Hong Kong’s securities and futures commission chairman announces crypto regulation prior to his retirement.
Hong Kong’s securities and futures commission (SFC) is planning to introduce crypto regulation to protect investors, the SFC chairman told Hong Kong English-language newspaper the South China Morning Post (SCMP) Monday, Oct. 15.
Chairman Carlson Tong Ka-shing — who will pass his position in the SFC to Tim Lui Tim-leung on Oct. 19 — said in an interview that the watchdog is not considering a ban on cryptocurrency platforms as the Chinese mainland has done, adding that they don’t think that a total ban is “necessarily the right approach”:

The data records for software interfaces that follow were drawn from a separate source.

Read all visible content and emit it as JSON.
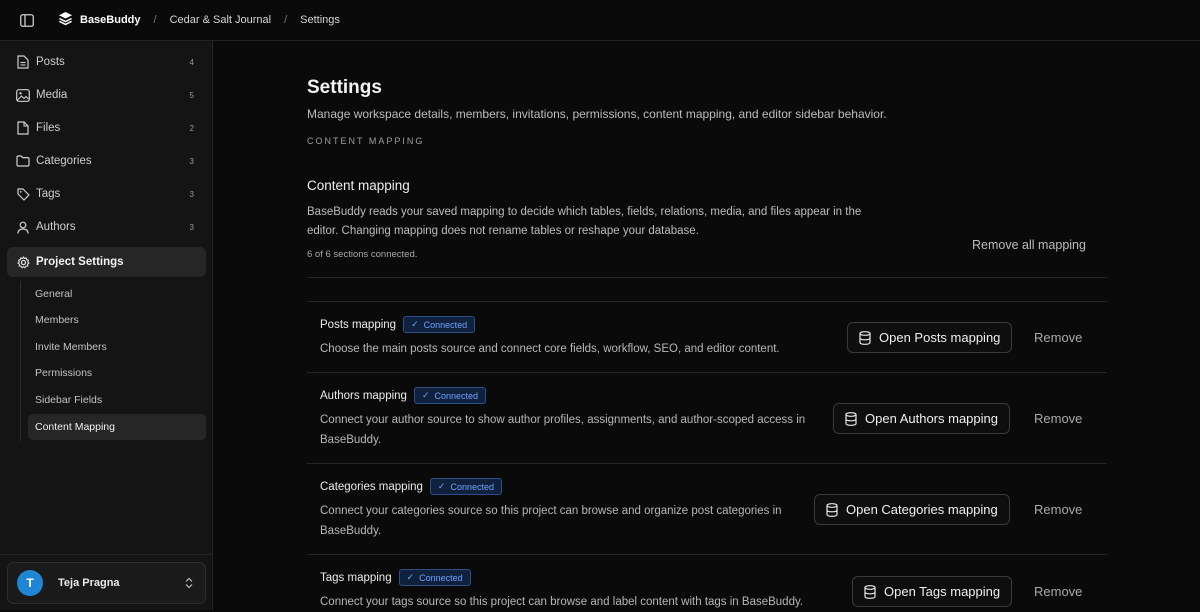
{
  "topbar": {
    "brand": "BaseBuddy",
    "breadcrumbs": [
      "Cedar & Salt Journal",
      "Settings"
    ],
    "separator": "/"
  },
  "sidebar": {
    "items": [
      {
        "label": "Posts",
        "count": "4",
        "icon": "document-icon"
      },
      {
        "label": "Media",
        "count": "5",
        "icon": "image-icon"
      },
      {
        "label": "Files",
        "count": "2",
        "icon": "file-icon"
      },
      {
        "label": "Categories",
        "count": "3",
        "icon": "folder-icon"
      },
      {
        "label": "Tags",
        "count": "3",
        "icon": "tag-icon"
      },
      {
        "label": "Authors",
        "count": "3",
        "icon": "user-icon"
      },
      {
        "label": "Project Settings",
        "count": "",
        "icon": "gear-icon"
      }
    ],
    "sub_items": [
      "General",
      "Members",
      "Invite Members",
      "Permissions",
      "Sidebar Fields",
      "Content Mapping"
    ],
    "user": {
      "initial": "T",
      "name": "Teja Pragna"
    }
  },
  "main": {
    "title": "Settings",
    "description": "Manage workspace details, members, invitations, permissions, content mapping, and editor sidebar behavior.",
    "section_label": "CONTENT MAPPING",
    "cm_title": "Content mapping",
    "cm_description": "BaseBuddy reads your saved mapping to decide which tables, fields, relations, media, and files appear in the editor. Changing mapping does not rename tables or reshape your database.",
    "cm_status": "6 of 6 sections connected.",
    "remove_all": "Remove all mapping",
    "badge_label": "Connected",
    "remove_label": "Remove",
    "rows": [
      {
        "title": "Posts mapping",
        "description": "Choose the main posts source and connect core fields, workflow, SEO, and editor content.",
        "button": "Open Posts mapping"
      },
      {
        "title": "Authors mapping",
        "description": "Connect your author source to show author profiles, assignments, and author-scoped access in BaseBuddy.",
        "button": "Open Authors mapping"
      },
      {
        "title": "Categories mapping",
        "description": "Connect your categories source so this project can browse and organize post categories in BaseBuddy.",
        "button": "Open Categories mapping"
      },
      {
        "title": "Tags mapping",
        "description": "Connect your tags source so this project can browse and label content with tags in BaseBuddy.",
        "button": "Open Tags mapping"
      }
    ]
  },
  "colors": {
    "accent": "#1f86d6",
    "badge_text": "#6ea2ff",
    "background": "#0a0a0a",
    "sidebar": "#141414"
  }
}
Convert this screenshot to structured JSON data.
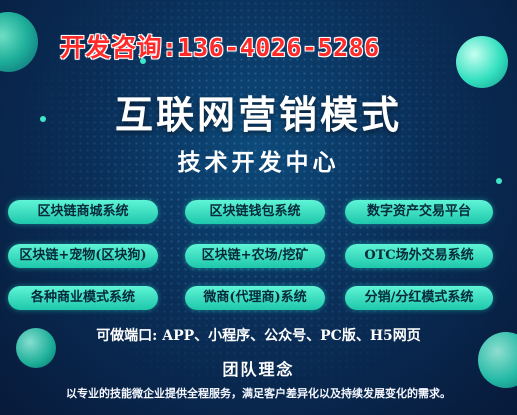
{
  "contact_line": "开发咨询:136-4026-5286",
  "title": "互联网营销模式",
  "subtitle": "技术开发中心",
  "modules": [
    {
      "label": "区块链商城系统"
    },
    {
      "label": "区块链钱包系统"
    },
    {
      "label": "数字资产交易平台"
    },
    {
      "label": "区块链+宠物(区块狗)"
    },
    {
      "label": "区块链+农场/挖矿"
    },
    {
      "label": "OTC场外交易系统"
    },
    {
      "label": "各种商业模式系统"
    },
    {
      "label": "微商(代理商)系统"
    },
    {
      "label": "分销/分红模式系统"
    }
  ],
  "terminals_line": "可做端口: APP、小程序、公众号、PC版、H5网页",
  "team_title": "团队理念",
  "mission_line": "以专业的技能微企业提供全程服务，满足客户差异化以及持续发展变化的需求。",
  "colors": {
    "background": "#0a2f59",
    "pill": "#2ad6b8",
    "contact": "#ff2a2a",
    "text": "#ffffff"
  }
}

“It will not work in today’s internet world when trading can cross national boundaries. Even if we were to ban them, transactions can still be easily conducted via platforms in overseas markets.”
The official added that a legal framework to regulate crypto exchanges is absolutely necessary, noting that the SFC is going to consider the approach carefully as such platforms are “new technologies” and cannot treated as securities. Despite the fact they do not fall under the SFC’s current requirements, Tong proposes equating them to traders:
“We need to see if and how these platforms can be regulated to a standard that is comparable to that of a licensed trading venue, while at the same time ensuring investors interest are being protected.”
According to the SMCP, the exchanges that are working in Hong Kong’s market have welcomed the move. For instance, BitMEX chief operating officer Angelina Kwan told the newspaper that the regulatory authority can help to develop a new industry. And Circle’s CEO Jeremy Allaire said the company will proactively work with the government on those frameworks.
As Cointelegraph previously wrote in a review of Hong Kong’s policy on crypto, the SFC has warned the public about the potential issues of Initial Coin Offerings (ICO) at least twice. Back in September, the country has issued a public warning on the dangers of crypto investments and stressed that ICOs might be considered as securities. In early 2018, a second warning was released, reminding the public about potential risks of ICOs and urging investors to do their due diligence.
This July, the SFC declared in its annual report that it is keeping “a close watch” on crypto and ICOs and will intervene when appropriate.